Always enter probabilities and values through Precision Tree. Do
not enter them directly into the cells.
Have these tips at your side for the exam.
Sensitivity Analysis
Sensitivity Analysis: See pages 12-13 of the Decision Analysis case.
How sensitive is the model to the probability estimate of winning the bid?
Select the Sensitivity Analysis menu item from the Analysis group.
We are going to do sensitivity analysis on cell data!F11
70
Sensitivity Analysis
Add the cell data!F11 we use for sensitivity analysis.
71
Sensitivity Analysis
Vary the probability of win the bid (assuming successful R&D) from .4 to
.9 in increments of .05 (11 steps).
72
Sensitivity Analysis
At approximately what probability should we make the Continue decision?
73
Sensitivity Analysis
74
Goal Seek
Using Excel GoalSeek we can calculate exactly the probability of the bid
being accepted at which we are indifferent to the decision to abandon the
R&D of the chip.
75
Goal Seek
The tradeoff probability is approximately 64.71%
76
Goal Seek
Oil Drilling Example (practice midterm) – the optimal decision is to not
hire the geologist. How much would the report have to cost in order to
be indifferent between a hire and no hire decision?
Redford Example (midterm part c) – how much would the value of selling
the partnership have to be in order to be indifferent between building and
selling the rights?
Utility
Motivation: Assume the probability of making one million dollars is 10%
and the probability of losing one million dollars is 10%.

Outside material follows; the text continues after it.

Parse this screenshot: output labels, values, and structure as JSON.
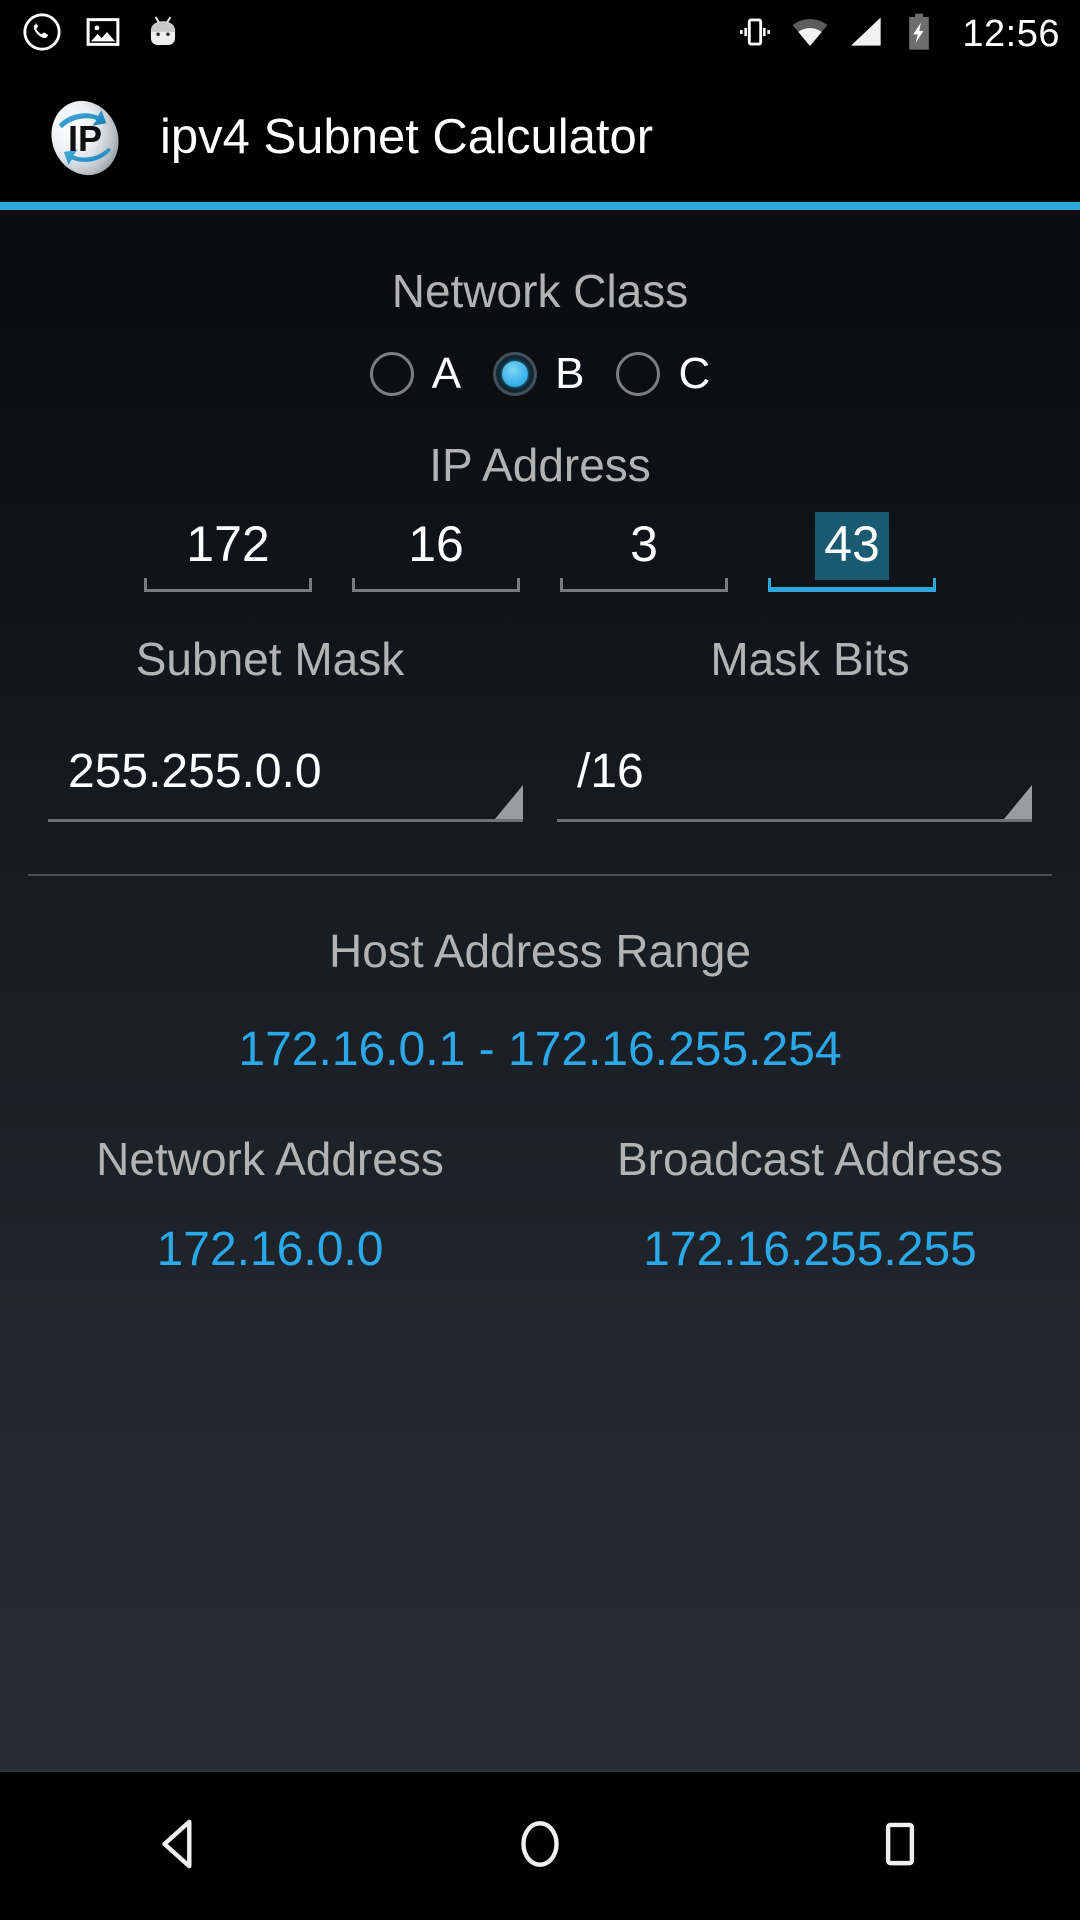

The contribution to the expected value of winning one million is
100, 000 = .1 ∗ 1, 000, 000
The contribution to the expected value of losing one million is
−100, 000 = .1 ∗ (−1, 000, 000)
These two events are of equal magnitude in the expected value
calculation.
Problem: in real life people care about their tail!
Clarification: By tail, I mean tail of their expected payoff distribution.
Utility
Key Concept: If you maximize expected value (payoff) there may be a
nontrivial probability of losing money.
Key Concept: If you maximize expected value (payoff) bad things may
happen.
I
In Wertz, if you make the decision to produce two versions, there is
a 30 percent chance you will lose 40 thousand dollars
I
If Sarah Chang follows the optimal policy recommended by Precision
Tree there is a 60 percent chance she will lose 200,000 dollars.
If you are risk averse you may wish to use a utility function.
Utility
In PrecisionTree the default behavior is to use expected value or payoff.
You can change that by going to Settings and then Model Settings.
80
Utility
If you are risk averse (concave function), select an exponential utility
function. In this case we have the utility function f (x) = 1 − exp(−x/10).
81
Utility
The utility function U(x) = 1 − e(−x/10).
82
Utility
Wertz (tt wertzUtility.xlsx) with maximizing expected utility.
83
Utility
Now the optimal decision is to go with the single version.
This is a safer strategy. We lose at most 10,000 dollars.
The expected utility of this decision is:
.2∗(1−e(−100/10))+.5∗(1−e(−60/10))+.3∗(1−e(10/10)) = 0.183266995
84
Utility
When applying this material in the public sector it may be difficult to
measure the value of outcomes even when probabilities are reasonably
estimated.
Consider “black swan” events.
Blizzards are good examples.
85